• Work required
Nothing other than an exact copy of the records should be returned.

• Records supplied
+ + + + + + +
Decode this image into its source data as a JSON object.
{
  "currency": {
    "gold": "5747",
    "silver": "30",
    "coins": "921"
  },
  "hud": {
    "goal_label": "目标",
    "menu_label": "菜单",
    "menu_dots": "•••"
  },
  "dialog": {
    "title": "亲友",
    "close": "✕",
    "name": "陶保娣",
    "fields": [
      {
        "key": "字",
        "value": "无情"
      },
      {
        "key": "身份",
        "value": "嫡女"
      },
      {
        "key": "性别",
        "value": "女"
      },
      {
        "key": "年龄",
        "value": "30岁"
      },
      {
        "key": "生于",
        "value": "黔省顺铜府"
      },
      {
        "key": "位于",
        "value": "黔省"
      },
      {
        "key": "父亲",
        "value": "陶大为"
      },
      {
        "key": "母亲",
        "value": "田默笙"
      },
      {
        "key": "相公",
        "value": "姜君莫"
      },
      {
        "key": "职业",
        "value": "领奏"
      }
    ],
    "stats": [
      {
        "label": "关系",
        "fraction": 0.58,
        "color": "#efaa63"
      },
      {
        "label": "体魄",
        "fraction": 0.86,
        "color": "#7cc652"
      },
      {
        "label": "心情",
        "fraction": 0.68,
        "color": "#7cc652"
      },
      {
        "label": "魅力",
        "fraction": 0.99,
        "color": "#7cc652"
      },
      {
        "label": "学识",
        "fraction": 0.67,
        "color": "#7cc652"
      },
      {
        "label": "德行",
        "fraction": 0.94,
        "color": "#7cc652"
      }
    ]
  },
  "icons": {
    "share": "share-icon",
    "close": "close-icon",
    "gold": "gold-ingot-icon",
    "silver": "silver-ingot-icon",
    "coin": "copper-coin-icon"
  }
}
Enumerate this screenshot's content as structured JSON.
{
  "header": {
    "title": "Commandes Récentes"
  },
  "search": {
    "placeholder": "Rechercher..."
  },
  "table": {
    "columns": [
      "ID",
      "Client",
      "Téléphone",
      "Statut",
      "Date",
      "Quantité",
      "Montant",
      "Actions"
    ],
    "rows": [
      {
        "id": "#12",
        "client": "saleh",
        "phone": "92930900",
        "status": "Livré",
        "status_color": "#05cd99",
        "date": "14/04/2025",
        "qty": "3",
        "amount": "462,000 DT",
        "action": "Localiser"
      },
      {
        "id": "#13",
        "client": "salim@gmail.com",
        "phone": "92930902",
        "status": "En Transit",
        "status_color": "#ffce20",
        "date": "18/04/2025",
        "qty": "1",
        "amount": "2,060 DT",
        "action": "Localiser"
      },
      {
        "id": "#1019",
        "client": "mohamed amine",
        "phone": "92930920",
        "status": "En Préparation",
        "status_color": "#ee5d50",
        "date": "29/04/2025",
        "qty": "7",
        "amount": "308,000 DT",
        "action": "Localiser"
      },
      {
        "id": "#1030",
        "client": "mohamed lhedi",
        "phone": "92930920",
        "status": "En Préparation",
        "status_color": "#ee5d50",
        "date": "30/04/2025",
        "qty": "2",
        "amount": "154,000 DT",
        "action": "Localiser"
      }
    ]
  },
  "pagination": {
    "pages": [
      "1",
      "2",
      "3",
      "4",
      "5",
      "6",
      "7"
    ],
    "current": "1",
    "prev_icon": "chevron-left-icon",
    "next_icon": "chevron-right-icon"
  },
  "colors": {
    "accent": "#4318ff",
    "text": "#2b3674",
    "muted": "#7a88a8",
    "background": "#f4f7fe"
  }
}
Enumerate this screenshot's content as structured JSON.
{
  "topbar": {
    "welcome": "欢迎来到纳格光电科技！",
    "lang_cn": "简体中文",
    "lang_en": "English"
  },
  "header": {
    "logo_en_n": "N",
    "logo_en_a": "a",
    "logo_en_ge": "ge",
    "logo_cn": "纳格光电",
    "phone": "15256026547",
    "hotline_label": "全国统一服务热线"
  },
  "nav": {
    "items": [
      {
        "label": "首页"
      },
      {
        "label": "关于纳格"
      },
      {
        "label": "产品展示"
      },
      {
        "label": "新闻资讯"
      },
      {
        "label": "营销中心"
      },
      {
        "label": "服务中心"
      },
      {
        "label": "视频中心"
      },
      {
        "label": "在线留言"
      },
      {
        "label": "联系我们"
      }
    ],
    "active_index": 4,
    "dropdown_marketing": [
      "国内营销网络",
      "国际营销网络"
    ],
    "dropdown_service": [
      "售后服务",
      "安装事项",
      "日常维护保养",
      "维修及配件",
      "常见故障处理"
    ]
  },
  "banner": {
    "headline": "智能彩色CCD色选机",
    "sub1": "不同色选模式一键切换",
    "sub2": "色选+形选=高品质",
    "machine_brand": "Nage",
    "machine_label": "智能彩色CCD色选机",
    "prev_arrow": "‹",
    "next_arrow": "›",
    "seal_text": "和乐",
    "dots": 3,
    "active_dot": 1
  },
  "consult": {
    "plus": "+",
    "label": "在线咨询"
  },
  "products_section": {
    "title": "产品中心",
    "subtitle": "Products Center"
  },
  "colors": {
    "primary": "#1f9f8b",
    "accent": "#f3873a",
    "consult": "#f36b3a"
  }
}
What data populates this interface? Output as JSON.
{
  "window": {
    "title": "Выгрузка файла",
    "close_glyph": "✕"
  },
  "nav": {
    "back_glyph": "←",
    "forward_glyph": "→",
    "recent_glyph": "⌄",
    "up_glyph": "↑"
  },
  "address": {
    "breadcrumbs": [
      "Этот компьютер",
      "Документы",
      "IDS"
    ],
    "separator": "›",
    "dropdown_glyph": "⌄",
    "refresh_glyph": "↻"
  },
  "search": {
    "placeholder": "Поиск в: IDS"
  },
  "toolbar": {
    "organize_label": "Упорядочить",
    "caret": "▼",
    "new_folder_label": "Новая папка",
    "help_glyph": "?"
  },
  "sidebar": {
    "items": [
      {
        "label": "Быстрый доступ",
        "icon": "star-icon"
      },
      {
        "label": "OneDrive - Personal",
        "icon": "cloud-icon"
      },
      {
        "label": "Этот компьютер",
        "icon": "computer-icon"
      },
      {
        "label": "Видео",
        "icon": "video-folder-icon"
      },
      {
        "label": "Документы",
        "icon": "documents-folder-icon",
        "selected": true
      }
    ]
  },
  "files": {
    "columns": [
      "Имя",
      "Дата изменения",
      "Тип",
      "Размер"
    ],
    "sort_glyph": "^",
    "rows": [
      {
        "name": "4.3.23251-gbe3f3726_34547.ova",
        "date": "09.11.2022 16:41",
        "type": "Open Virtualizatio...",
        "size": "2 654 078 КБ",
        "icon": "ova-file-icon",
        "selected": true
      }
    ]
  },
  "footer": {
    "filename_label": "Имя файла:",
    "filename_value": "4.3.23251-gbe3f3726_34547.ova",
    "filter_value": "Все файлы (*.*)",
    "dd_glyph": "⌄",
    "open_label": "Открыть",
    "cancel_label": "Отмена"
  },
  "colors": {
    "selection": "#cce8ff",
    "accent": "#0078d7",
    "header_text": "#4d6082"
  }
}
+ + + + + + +
• Task solution
Decode this image into its source data as a JSON object.
{
  "currency": {
    "gold": "5747",
    "silver": "30",
    "coins": "921"
  },
  "hud": {
    "goal_label": "目标",
    "menu_label": "菜单",
    "menu_dots": "•••"
  },
  "dialog": {
    "title": "亲友",
    "close": "✕",
    "name": "陶保娣",
    "fields": [
      {
        "key": "字",
        "value": "无情"
      },
      {
        "key": "身份",
        "value": "嫡女"
      },
      {
        "key": "性别",
        "value": "女"
      },
      {
        "key": "年龄",
        "value": "30岁"
      },
      {
        "key": "生于",
        "value": "黔省顺铜府"
      },
      {
        "key": "位于",
        "value": "黔省"
      },
      {
        "key": "父亲",
        "value": "陶大为"
      },
      {
        "key": "母亲",
        "value": "田默笙"
      },
      {
        "key": "相公",
        "value": "姜君莫"
      },
      {
        "key": "职业",
        "value": "领奏"
      }
    ],
    "stats": [
      {
        "label": "关系",
        "fraction": 0.58,
        "color": "#efaa63"
      },
      {
        "label": "体魄",
        "fraction": 0.86,
        "color": "#7cc652"
      },
      {
        "label": "心情",
        "fraction": 0.68,
        "color": "#7cc652"
      },
      {
        "label": "魅力",
        "fraction": 0.99,
        "color": "#7cc652"
      },
      {
        "label": "学识",
        "fraction": 0.67,
        "color": "#7cc652"
      },
      {
        "label": "德行",
        "fraction": 0.94,
        "color": "#7cc652"
      }
    ]
  },
  "icons": {
    "share": "share-icon",
    "close": "close-icon",
    "gold": "gold-ingot-icon",
    "silver": "silver-ingot-icon",
    "coin": "copper-coin-icon"
  }
}
Enumerate this screenshot's content as structured JSON.
{
  "header": {
    "title": "Commandes Récentes"
  },
  "search": {
    "placeholder": "Rechercher..."
  },
  "table": {
    "columns": [
      "ID",
      "Client",
      "Téléphone",
      "Statut",
      "Date",
      "Quantité",
      "Montant",
      "Actions"
    ],
    "rows": [
      {
        "id": "#12",
        "client": "saleh",
        "phone": "92930900",
        "status": "Livré",
        "status_color": "#05cd99",
        "date": "14/04/2025",
        "qty": "3",
        "amount": "462,000 DT",
        "action": "Localiser"
      },
      {
        "id": "#13",
        "client": "salim@gmail.com",
        "phone": "92930902",
        "status": "En Transit",
        "status_color": "#ffce20",
        "date": "18/04/2025",
        "qty": "1",
        "amount": "2,060 DT",
        "action": "Localiser"
      },
      {
        "id": "#1019",
        "client": "mohamed amine",
        "phone": "92930920",
        "status": "En Préparation",
        "status_color": "#ee5d50",
        "date": "29/04/2025",
        "qty": "7",
        "amount": "308,000 DT",
        "action": "Localiser"
      },
      {
        "id": "#1030",
        "client": "mohamed lhedi",
        "phone": "92930920",
        "status": "En Préparation",
        "status_color": "#ee5d50",
        "date": "30/04/2025",
        "qty": "2",
        "amount": "154,000 DT",
        "action": "Localiser"
      }
    ]
  },
  "pagination": {
    "pages": [
      "1",
      "2",
      "3",
      "4",
      "5",
      "6",
      "7"
    ],
    "current": "1",
    "prev_icon": "chevron-left-icon",
    "next_icon": "chevron-right-icon"
  },
  "colors": {
    "accent": "#4318ff",
    "text": "#2b3674",
    "muted": "#7a88a8",
    "background": "#f4f7fe"
  }
}
Enumerate this screenshot's content as structured JSON.
{
  "topbar": {
    "welcome": "欢迎来到纳格光电科技！",
    "lang_cn": "简体中文",
    "lang_en": "English"
  },
  "header": {
    "logo_en_n": "N",
    "logo_en_a": "a",
    "logo_en_ge": "ge",
    "logo_cn": "纳格光电",
    "phone": "15256026547",
    "hotline_label": "全国统一服务热线"
  },
  "nav": {
    "items": [
      {
        "label": "首页"
      },
      {
        "label": "关于纳格"
      },
      {
        "label": "产品展示"
      },
      {
        "label": "新闻资讯"
      },
      {
        "label": "营销中心"
      },
      {
        "label": "服务中心"
      },
      {
        "label": "视频中心"
      },
      {
        "label": "在线留言"
      },
      {
        "label": "联系我们"
      }
    ],
    "active_index": 4,
    "dropdown_marketing": [
      "国内营销网络",
      "国际营销网络"
    ],
    "dropdown_service": [
      "售后服务",
      "安装事项",
      "日常维护保养",
      "维修及配件",
      "常见故障处理"
    ]
  },
  "banner": {
    "headline": "智能彩色CCD色选机",
    "sub1": "不同色选模式一键切换",
    "sub2": "色选+形选=高品质",
    "machine_brand": "Nage",
    "machine_label": "智能彩色CCD色选机",
    "prev_arrow": "‹",
    "next_arrow": "›",
    "seal_text": "和乐",
    "dots": 3,
    "active_dot": 1
  },
  "consult": {
    "plus": "+",
    "label": "在线咨询"
  },
  "products_section": {
    "title": "产品中心",
    "subtitle": "Products Center"
  },
  "colors": {
    "primary": "#1f9f8b",
    "accent": "#f3873a",
    "consult": "#f36b3a"
  }
}
What data populates this interface? Output as JSON.
{
  "window": {
    "title": "Выгрузка файла",
    "close_glyph": "✕"
  },
  "nav": {
    "back_glyph": "←",
    "forward_glyph": "→",
    "recent_glyph": "⌄",
    "up_glyph": "↑"
  },
  "address": {
    "breadcrumbs": [
      "Этот компьютер",
      "Документы",
      "IDS"
    ],
    "separator": "›",
    "dropdown_glyph": "⌄",
    "refresh_glyph": "↻"
  },
  "search": {
    "placeholder": "Поиск в: IDS"
  },
  "toolbar": {
    "organize_label": "Упорядочить",
    "caret": "▼",
    "new_folder_label": "Новая папка",
    "help_glyph": "?"
  },
  "sidebar": {
    "items": [
      {
        "label": "Быстрый доступ",
        "icon": "star-icon"
      },
      {
        "label": "OneDrive - Personal",
        "icon": "cloud-icon"
      },
      {
        "label": "Этот компьютер",
        "icon": "computer-icon"
      },
      {
        "label": "Видео",
        "icon": "video-folder-icon"
      },
      {
        "label": "Документы",
        "icon": "documents-folder-icon",
        "selected": true
      }
    ]
  },
  "files": {
    "columns": [
      "Имя",
      "Дата изменения",
      "Тип",
      "Размер"
    ],
    "sort_glyph": "^",
    "rows": [
      {
        "name": "4.3.23251-gbe3f3726_34547.ova",
        "date": "09.11.2022 16:41",
        "type": "Open Virtualizatio...",
        "size": "2 654 078 КБ",
        "icon": "ova-file-icon",
        "selected": true
      }
    ]
  },
  "footer": {
    "filename_label": "Имя файла:",
    "filename_value": "4.3.23251-gbe3f3726_34547.ova",
    "filter_value": "Все файлы (*.*)",
    "dd_glyph": "⌄",
    "open_label": "Открыть",
    "cancel_label": "Отмена"
  },
  "colors": {
    "selection": "#cce8ff",
    "accent": "#0078d7",
    "header_text": "#4d6082"
  }
}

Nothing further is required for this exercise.